Each entry is to be restated word for word, with nothing omitted.

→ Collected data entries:
== Segment start ==

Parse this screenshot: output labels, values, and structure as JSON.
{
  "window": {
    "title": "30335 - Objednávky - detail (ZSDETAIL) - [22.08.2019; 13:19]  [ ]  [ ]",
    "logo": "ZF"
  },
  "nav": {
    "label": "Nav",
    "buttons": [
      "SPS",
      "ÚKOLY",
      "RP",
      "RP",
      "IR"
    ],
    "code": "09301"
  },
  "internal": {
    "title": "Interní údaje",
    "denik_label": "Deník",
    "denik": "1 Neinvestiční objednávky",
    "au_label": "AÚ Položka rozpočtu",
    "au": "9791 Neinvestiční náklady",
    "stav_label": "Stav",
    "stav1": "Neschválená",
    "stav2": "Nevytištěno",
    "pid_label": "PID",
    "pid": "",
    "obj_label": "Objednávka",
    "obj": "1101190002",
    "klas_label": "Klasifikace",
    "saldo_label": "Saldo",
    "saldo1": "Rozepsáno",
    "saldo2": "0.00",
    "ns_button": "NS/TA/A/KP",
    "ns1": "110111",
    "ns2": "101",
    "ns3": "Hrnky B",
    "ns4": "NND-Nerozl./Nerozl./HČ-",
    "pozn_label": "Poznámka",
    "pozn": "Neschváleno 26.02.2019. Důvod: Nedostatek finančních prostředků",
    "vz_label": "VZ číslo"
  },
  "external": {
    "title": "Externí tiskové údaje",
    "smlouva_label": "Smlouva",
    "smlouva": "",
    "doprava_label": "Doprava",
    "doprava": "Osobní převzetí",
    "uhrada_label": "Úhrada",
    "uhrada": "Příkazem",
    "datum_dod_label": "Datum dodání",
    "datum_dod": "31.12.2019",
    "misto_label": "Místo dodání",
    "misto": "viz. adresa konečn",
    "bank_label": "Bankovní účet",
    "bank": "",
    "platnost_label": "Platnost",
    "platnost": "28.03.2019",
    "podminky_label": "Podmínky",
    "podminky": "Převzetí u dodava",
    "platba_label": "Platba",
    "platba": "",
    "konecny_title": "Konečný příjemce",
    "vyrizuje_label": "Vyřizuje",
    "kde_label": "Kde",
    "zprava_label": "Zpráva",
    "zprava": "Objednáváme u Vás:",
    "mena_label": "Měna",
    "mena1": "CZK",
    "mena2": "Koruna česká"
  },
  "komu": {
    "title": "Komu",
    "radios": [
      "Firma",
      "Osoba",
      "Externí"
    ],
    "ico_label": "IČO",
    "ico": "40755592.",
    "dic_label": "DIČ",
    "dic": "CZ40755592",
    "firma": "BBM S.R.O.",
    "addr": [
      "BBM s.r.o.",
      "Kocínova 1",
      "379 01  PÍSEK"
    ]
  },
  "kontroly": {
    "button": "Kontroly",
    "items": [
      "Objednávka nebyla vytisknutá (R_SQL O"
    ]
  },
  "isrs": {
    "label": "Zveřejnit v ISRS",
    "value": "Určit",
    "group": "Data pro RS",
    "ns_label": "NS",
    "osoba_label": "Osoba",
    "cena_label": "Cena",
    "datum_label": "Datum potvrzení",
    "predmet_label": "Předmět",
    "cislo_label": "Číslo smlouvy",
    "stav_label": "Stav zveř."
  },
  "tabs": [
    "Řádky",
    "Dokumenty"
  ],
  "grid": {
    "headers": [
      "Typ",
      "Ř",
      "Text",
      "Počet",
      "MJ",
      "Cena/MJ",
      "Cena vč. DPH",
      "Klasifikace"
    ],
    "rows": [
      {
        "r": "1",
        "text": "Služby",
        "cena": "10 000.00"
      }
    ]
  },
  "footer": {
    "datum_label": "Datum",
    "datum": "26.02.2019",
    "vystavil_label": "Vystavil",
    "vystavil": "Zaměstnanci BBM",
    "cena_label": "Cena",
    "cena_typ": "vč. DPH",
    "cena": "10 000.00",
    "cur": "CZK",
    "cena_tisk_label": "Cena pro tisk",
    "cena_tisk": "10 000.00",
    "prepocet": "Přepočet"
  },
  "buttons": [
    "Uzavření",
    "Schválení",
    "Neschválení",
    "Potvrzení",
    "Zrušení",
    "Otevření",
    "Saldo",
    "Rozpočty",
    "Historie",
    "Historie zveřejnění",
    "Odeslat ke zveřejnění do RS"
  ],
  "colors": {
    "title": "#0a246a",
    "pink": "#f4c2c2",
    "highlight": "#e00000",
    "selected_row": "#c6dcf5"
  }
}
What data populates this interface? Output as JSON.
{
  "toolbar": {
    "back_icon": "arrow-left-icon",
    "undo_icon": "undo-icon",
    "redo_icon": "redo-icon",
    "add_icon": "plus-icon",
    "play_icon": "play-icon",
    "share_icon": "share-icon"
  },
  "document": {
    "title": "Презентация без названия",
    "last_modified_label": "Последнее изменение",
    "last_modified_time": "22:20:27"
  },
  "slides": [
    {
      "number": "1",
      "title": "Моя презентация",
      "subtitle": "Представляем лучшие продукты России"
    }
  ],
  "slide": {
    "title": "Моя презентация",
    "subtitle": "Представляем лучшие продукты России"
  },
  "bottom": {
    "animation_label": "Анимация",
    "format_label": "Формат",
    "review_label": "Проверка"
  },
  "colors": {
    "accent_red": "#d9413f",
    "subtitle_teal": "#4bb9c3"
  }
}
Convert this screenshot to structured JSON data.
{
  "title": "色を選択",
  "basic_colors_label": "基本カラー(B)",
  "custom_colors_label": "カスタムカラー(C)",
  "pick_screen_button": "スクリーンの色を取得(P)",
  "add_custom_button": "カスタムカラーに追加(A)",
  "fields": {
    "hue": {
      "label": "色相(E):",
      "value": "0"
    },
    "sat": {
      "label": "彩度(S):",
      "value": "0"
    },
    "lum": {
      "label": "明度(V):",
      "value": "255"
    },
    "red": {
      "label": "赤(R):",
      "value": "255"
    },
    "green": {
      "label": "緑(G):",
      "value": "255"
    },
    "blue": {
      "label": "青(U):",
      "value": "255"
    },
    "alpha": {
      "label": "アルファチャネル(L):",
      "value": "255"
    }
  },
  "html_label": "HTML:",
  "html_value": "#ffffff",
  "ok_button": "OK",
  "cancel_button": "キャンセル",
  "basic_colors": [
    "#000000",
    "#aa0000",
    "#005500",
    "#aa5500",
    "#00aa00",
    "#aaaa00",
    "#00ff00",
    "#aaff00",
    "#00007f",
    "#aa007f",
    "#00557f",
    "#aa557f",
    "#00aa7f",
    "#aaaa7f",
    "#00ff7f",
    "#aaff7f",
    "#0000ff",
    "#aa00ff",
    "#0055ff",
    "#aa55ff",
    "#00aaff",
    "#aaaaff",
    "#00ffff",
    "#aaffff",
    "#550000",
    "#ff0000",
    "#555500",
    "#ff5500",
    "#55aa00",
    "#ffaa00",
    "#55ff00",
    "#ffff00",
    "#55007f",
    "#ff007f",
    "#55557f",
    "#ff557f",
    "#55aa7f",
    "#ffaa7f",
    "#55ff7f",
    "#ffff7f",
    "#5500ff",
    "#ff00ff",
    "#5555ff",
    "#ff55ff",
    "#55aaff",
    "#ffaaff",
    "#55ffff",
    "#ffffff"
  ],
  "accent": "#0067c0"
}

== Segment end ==

→ TASK ANSWER:
Parse this screenshot: output labels, values, and structure as JSON.
{
  "window": {
    "title": "30335 - Objednávky - detail (ZSDETAIL) - [22.08.2019; 13:19]  [ ]  [ ]",
    "logo": "ZF"
  },
  "nav": {
    "label": "Nav",
    "buttons": [
      "SPS",
      "ÚKOLY",
      "RP",
      "RP",
      "IR"
    ],
    "code": "09301"
  },
  "internal": {
    "title": "Interní údaje",
    "denik_label": "Deník",
    "denik": "1 Neinvestiční objednávky",
    "au_label": "AÚ Položka rozpočtu",
    "au": "9791 Neinvestiční náklady",
    "stav_label": "Stav",
    "stav1": "Neschválená",
    "stav2": "Nevytištěno",
    "pid_label": "PID",
    "pid": "",
    "obj_label": "Objednávka",
    "obj": "1101190002",
    "klas_label": "Klasifikace",
    "saldo_label": "Saldo",
    "saldo1": "Rozepsáno",
    "saldo2": "0.00",
    "ns_button": "NS/TA/A/KP",
    "ns1": "110111",
    "ns2": "101",
    "ns3": "Hrnky B",
    "ns4": "NND-Nerozl./Nerozl./HČ-",
    "pozn_label": "Poznámka",
    "pozn": "Neschváleno 26.02.2019. Důvod: Nedostatek finančních prostředků",
    "vz_label": "VZ číslo"
  },
  "external": {
    "title": "Externí tiskové údaje",
    "smlouva_label": "Smlouva",
    "smlouva": "",
    "doprava_label": "Doprava",
    "doprava": "Osobní převzetí",
    "uhrada_label": "Úhrada",
    "uhrada": "Příkazem",
    "datum_dod_label": "Datum dodání",
    "datum_dod": "31.12.2019",
    "misto_label": "Místo dodání",
    "misto": "viz. adresa konečn",
    "bank_label": "Bankovní účet",
    "bank": "",
    "platnost_label": "Platnost",
    "platnost": "28.03.2019",
    "podminky_label": "Podmínky",
    "podminky": "Převzetí u dodava",
    "platba_label": "Platba",
    "platba": "",
    "konecny_title": "Konečný příjemce",
    "vyrizuje_label": "Vyřizuje",
    "kde_label": "Kde",
    "zprava_label": "Zpráva",
    "zprava": "Objednáváme u Vás:",
    "mena_label": "Měna",
    "mena1": "CZK",
    "mena2": "Koruna česká"
  },
  "komu": {
    "title": "Komu",
    "radios": [
      "Firma",
      "Osoba",
      "Externí"
    ],
    "ico_label": "IČO",
    "ico": "40755592.",
    "dic_label": "DIČ",
    "dic": "CZ40755592",
    "firma": "BBM S.R.O.",
    "addr": [
      "BBM s.r.o.",
      "Kocínova 1",
      "379 01  PÍSEK"
    ]
  },
  "kontroly": {
    "button": "Kontroly",
    "items": [
      "Objednávka nebyla vytisknutá (R_SQL O"
    ]
  },
  "isrs": {
    "label": "Zveřejnit v ISRS",
    "value": "Určit",
    "group": "Data pro RS",
    "ns_label": "NS",
    "osoba_label": "Osoba",
    "cena_label": "Cena",
    "datum_label": "Datum potvrzení",
    "predmet_label": "Předmět",
    "cislo_label": "Číslo smlouvy",
    "stav_label": "Stav zveř."
  },
  "tabs": [
    "Řádky",
    "Dokumenty"
  ],
  "grid": {
    "headers": [
      "Typ",
      "Ř",
      "Text",
      "Počet",
      "MJ",
      "Cena/MJ",
      "Cena vč. DPH",
      "Klasifikace"
    ],
    "rows": [
      {
        "r": "1",
        "text": "Služby",
        "cena": "10 000.00"
      }
    ]
  },
  "footer": {
    "datum_label": "Datum",
    "datum": "26.02.2019",
    "vystavil_label": "Vystavil",
    "vystavil": "Zaměstnanci BBM",
    "cena_label": "Cena",
    "cena_typ": "vč. DPH",
    "cena": "10 000.00",
    "cur": "CZK",
    "cena_tisk_label": "Cena pro tisk",
    "cena_tisk": "10 000.00",
    "prepocet": "Přepočet"
  },
  "buttons": [
    "Uzavření",
    "Schválení",
    "Neschválení",
    "Potvrzení",
    "Zrušení",
    "Otevření",
    "Saldo",
    "Rozpočty",
    "Historie",
    "Historie zveřejnění",
    "Odeslat ke zveřejnění do RS"
  ],
  "colors": {
    "title": "#0a246a",
    "pink": "#f4c2c2",
    "highlight": "#e00000",
    "selected_row": "#c6dcf5"
  }
}
What data populates this interface? Output as JSON.
{
  "toolbar": {
    "back_icon": "arrow-left-icon",
    "undo_icon": "undo-icon",
    "redo_icon": "redo-icon",
    "add_icon": "plus-icon",
    "play_icon": "play-icon",
    "share_icon": "share-icon"
  },
  "document": {
    "title": "Презентация без названия",
    "last_modified_label": "Последнее изменение",
    "last_modified_time": "22:20:27"
  },
  "slides": [
    {
      "number": "1",
      "title": "Моя презентация",
      "subtitle": "Представляем лучшие продукты России"
    }
  ],
  "slide": {
    "title": "Моя презентация",
    "subtitle": "Представляем лучшие продукты России"
  },
  "bottom": {
    "animation_label": "Анимация",
    "format_label": "Формат",
    "review_label": "Проверка"
  },
  "colors": {
    "accent_red": "#d9413f",
    "subtitle_teal": "#4bb9c3"
  }
}
Convert this screenshot to structured JSON data.
{
  "title": "色を選択",
  "basic_colors_label": "基本カラー(B)",
  "custom_colors_label": "カスタムカラー(C)",
  "pick_screen_button": "スクリーンの色を取得(P)",
  "add_custom_button": "カスタムカラーに追加(A)",
  "fields": {
    "hue": {
      "label": "色相(E):",
      "value": "0"
    },
    "sat": {
      "label": "彩度(S):",
      "value": "0"
    },
    "lum": {
      "label": "明度(V):",
      "value": "255"
    },
    "red": {
      "label": "赤(R):",
      "value": "255"
    },
    "green": {
      "label": "緑(G):",
      "value": "255"
    },
    "blue": {
      "label": "青(U):",
      "value": "255"
    },
    "alpha": {
      "label": "アルファチャネル(L):",
      "value": "255"
    }
  },
  "html_label": "HTML:",
  "html_value": "#ffffff",
  "ok_button": "OK",
  "cancel_button": "キャンセル",
  "basic_colors": [
    "#000000",
    "#aa0000",
    "#005500",
    "#aa5500",
    "#00aa00",
    "#aaaa00",
    "#00ff00",
    "#aaff00",
    "#00007f",
    "#aa007f",
    "#00557f",
    "#aa557f",
    "#00aa7f",
    "#aaaa7f",
    "#00ff7f",
    "#aaff7f",
    "#0000ff",
    "#aa00ff",
    "#0055ff",
    "#aa55ff",
    "#00aaff",
    "#aaaaff",
    "#00ffff",
    "#aaffff",
    "#550000",
    "#ff0000",
    "#555500",
    "#ff5500",
    "#55aa00",
    "#ffaa00",
    "#55ff00",
    "#ffff00",
    "#55007f",
    "#ff007f",
    "#55557f",
    "#ff557f",
    "#55aa7f",
    "#ffaa7f",
    "#55ff7f",
    "#ffff7f",
    "#5500ff",
    "#ff00ff",
    "#5555ff",
    "#ff55ff",
    "#55aaff",
    "#ffaaff",
    "#55ffff",
    "#ffffff"
  ],
  "accent": "#0067c0"
}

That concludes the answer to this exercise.